jasmine was in bloom. Blossoms were gathered in silver bowls throughout the
rooms, and the scent had taken pos-session of the house. That night, Mother
said, summer would be celebrated with a dinner party on the back veranda.
Theyd strung up the paper lanterns, their orbs swaying in the evening
From my bedroom window upstairs I watched the garden, the curve of flower beds, the gardeners spraying the lawns, fans of wa-ter arcing out at sunset.
Dinner would be late. My brothers were having their friends, and I was having mine. At quarter to eight, Father, immaculately dressed, came out in the upstairs hall and settled down to read yet another version of the rise and fall of our history. Mother was fret-ting downstairs, orchestrating our life as usual. She called out to my brothers to bring the stereo system out into the garden.
My three brothers, not married yet, went out often with a lot of girls and brought many of them home. That summer of my six-teenth year, I watched them go out into the world and I watchedthem return. Always triumphant. I couldnt decide if it was their freedom that made them that way, or the privilege and certainties of home. I believed in never letting on how much I knew, preserving power. And secretly I longed to see my life ravaged so I could see it rise up again from its own ashes a riveting thought.
I went out into the hall dressed in ivory muslin and pearls for dinner. A manservant ran halfway up the stairs to make a hurried announcement.
Sir, madame says its Hajji Alimardan! Hes here with his son! Theyre waiting in the living room. Father, breaking into a smile, said, What a splendid surprise. My pulse raced. Reza was back for the first time. I hadnt seen him in two years. ...
I had mentioned the private matter to them at a luncheon two weeks before,
neither Houshang nor Father. Father hasnt much influence left and Houshang only uses his for business. He doesnt like to get in-volved in matters of conscience. So there we were, the three of us on the lawns, cordial and diffident. What a place for a conversation about the secret police, in the Garden of Paradise. But bad taste reigns these days. Theyre always cordial at first because of Father.

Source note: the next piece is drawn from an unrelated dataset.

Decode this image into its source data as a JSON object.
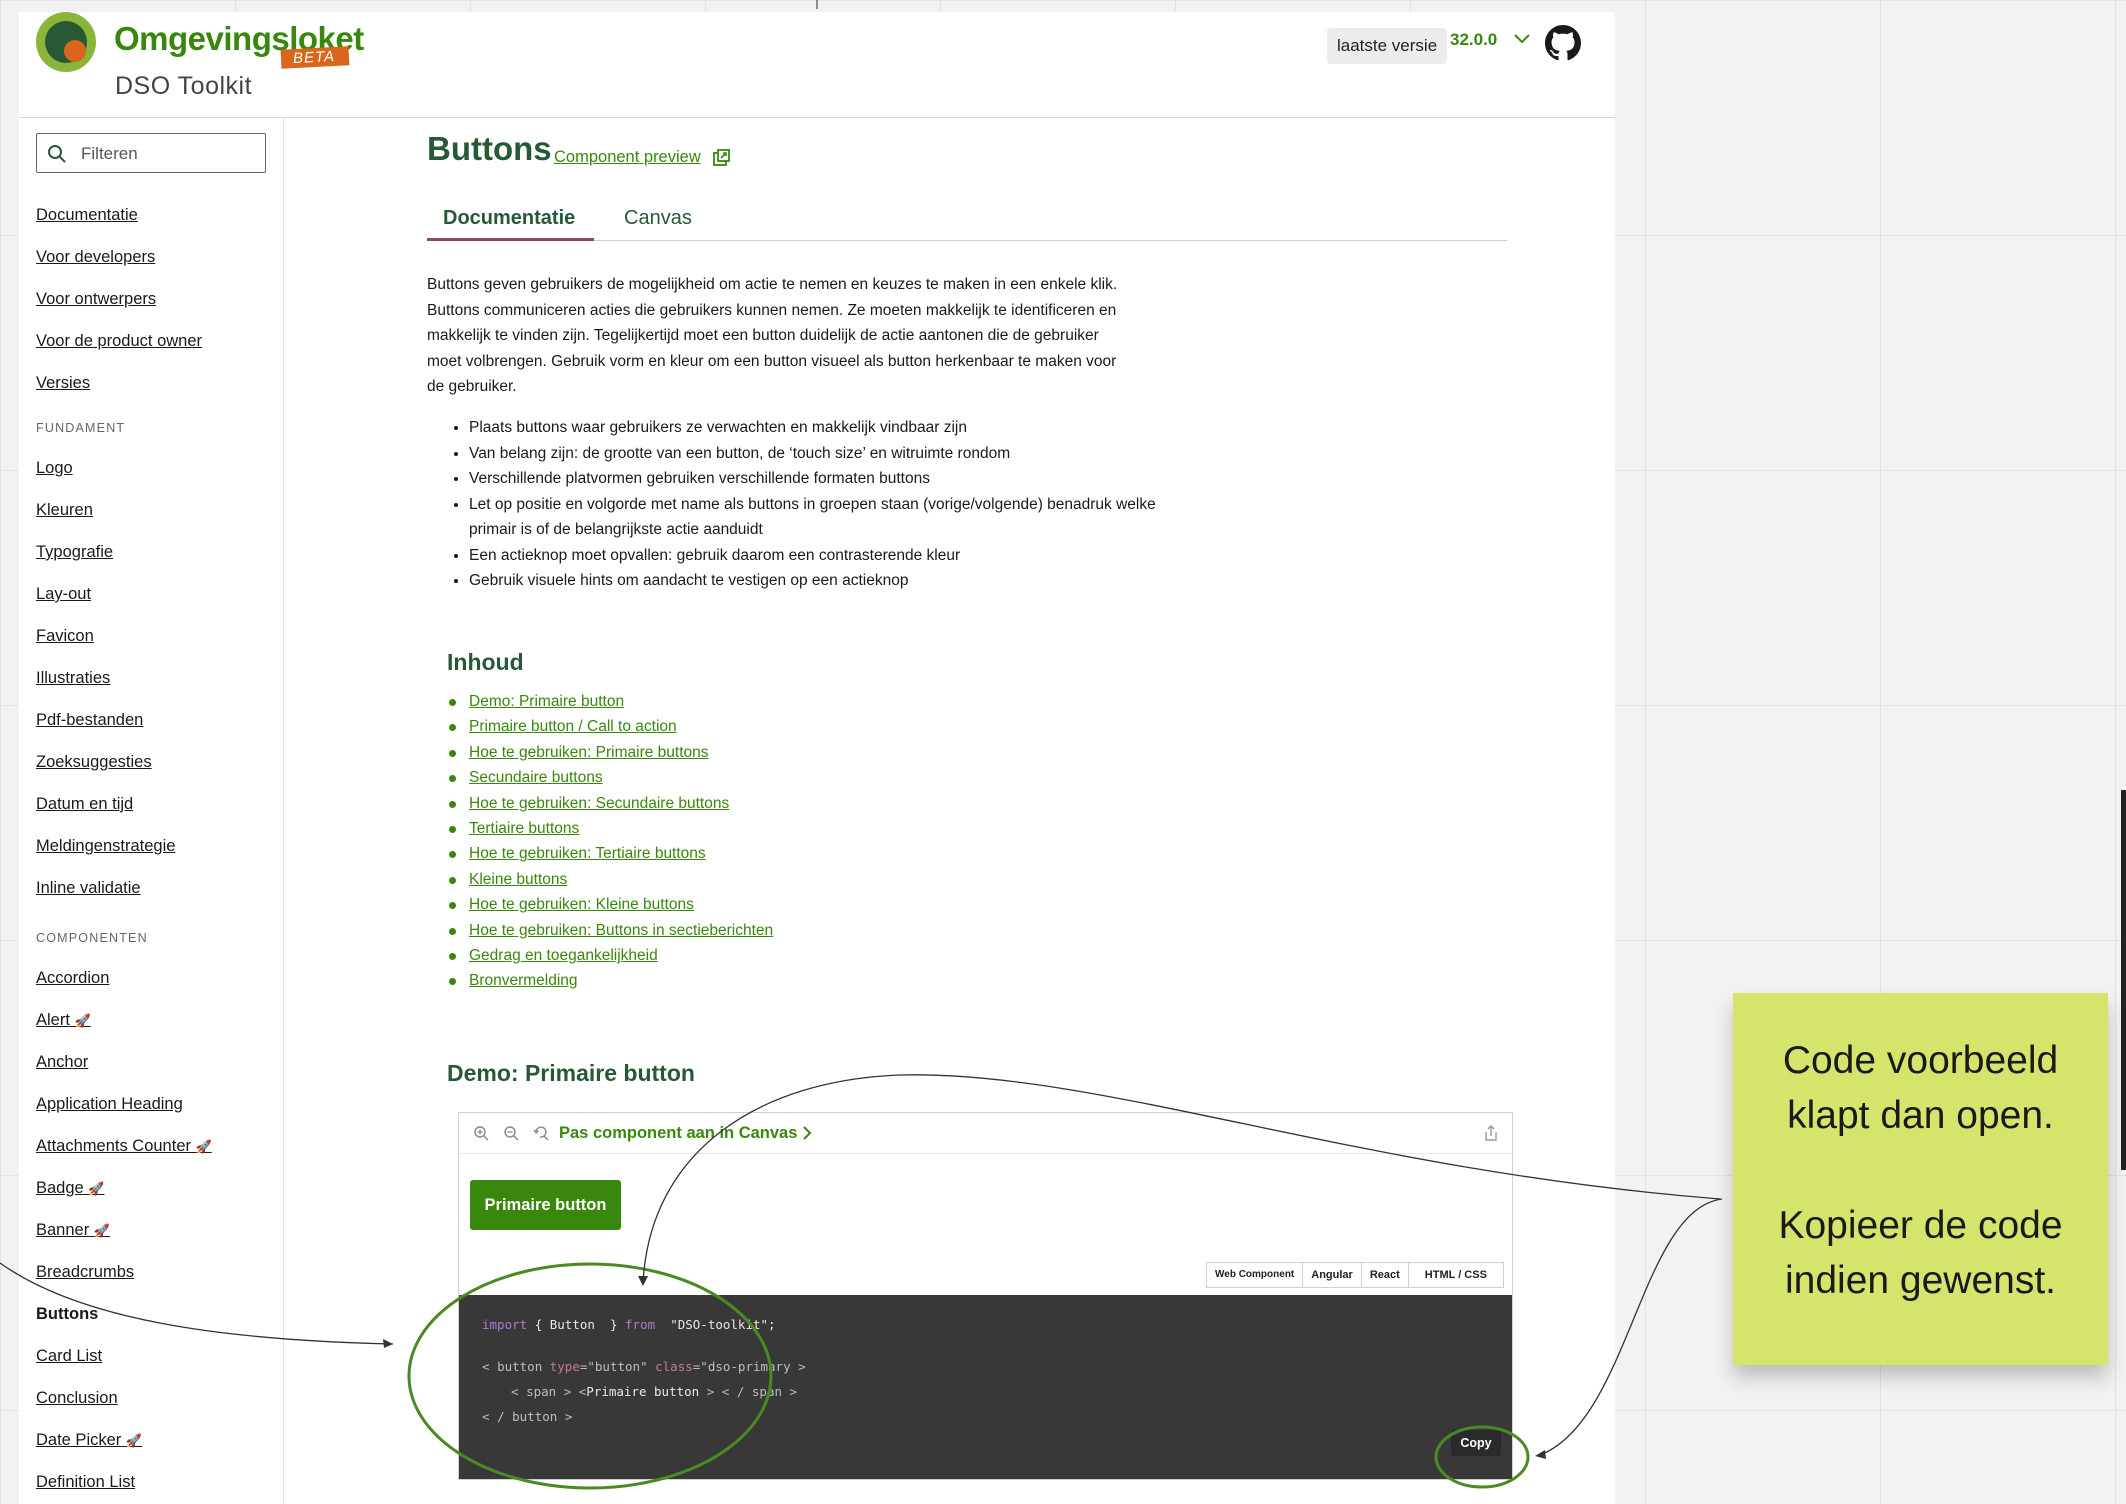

And hows Mr. Mosharraf? Please give him my very best. Why don't they do it in person? Father isnt fashionable to call on any-more; hes one of the has-beens theyve shelved. How did they put it after that? Succinctly. Thats all theyll say. Dont ask more ques-tions. Why not? A country without questions is a land of indiffer-ence. They dont even hear the questions ....
"....The jeeps turned on their sirens, and Houshang slowed down.The jeeps pulled out, speeding past us, two army vehicles now visible behind them. Then something peculiar happened in front.The jeeps jackknifed into the brown car suddenly, forcing it off the road. ...
Page 40 & 41
was tucking lamb into hot, fluffy rice. Mashdi Ghan-bar, our cook for more
than thirty years reciter of epic poems, and repository of Napoleonic
longings was quibbling ostentatiously about the whereabouts of four
canisters of cooking oil. The new maid, a girl of eighteen from the village,
came in the back door carrying fresh, long loaves of sangak bread. Mashd-Ghanbar
gave her his most menacing look. Shed come to learn that meant she might
as well take poison. I opened the cake box. Its dented.
Mother pointed to the green dome. We were in an ambush!
She nodded, heaping more baby lima bean rice onto her china platter as if the outside world didnt really count. ...
" ... That night they took thier revenge and started grilling me like a criminal, disassembling my life, denouncing my background and family and loyalties. I was bourgeois, I wasn't committed, I was impure, I was and equivocator. I didn't follow the code of behavior and reasoning they upheld. " Where was your burning dedication to absolute revolution?" they yelled. I was always equivocating. I was an agitator, a revisionist, a renegade. I said, " the only absolute I feel is a revulsion for you. You reason exactly like the regime you condemn!" ...
"... So many years gone by, we could feel them buckle under us, our smiles slightly strained at that realization, and at being alone togther."
" ... Explaining had distanced us from each other with time and place, making sudden strangers of us instead of bringing us closer to the emotions we felt at seeing each other again."
".... We discussed how the Left was splintered and all over the place, deathly afarid to criticize and rectify itself. Meanwhile the tide turned antisecular, with Shariati the rage and students finding religion, calling Islam our legitimate roots and heritage. Even society philosophy professors and men of letters -- those coddled by the regime -- were siding with Islam to retaliate against the Left by saying nothing worthwhile came from the West ... "
The first five Chapters (53 pages, 212 KB, PDF format) Need Acrobat reader
The dust of many crumbled cities settles over us like a forgetful doze, but we are older than those cities. ........................... and always we have forgotten our former states. . . .
Maulana Jalaleddin Rumi Reprinted by kind permission from Coleman Barks: The Essential Rumi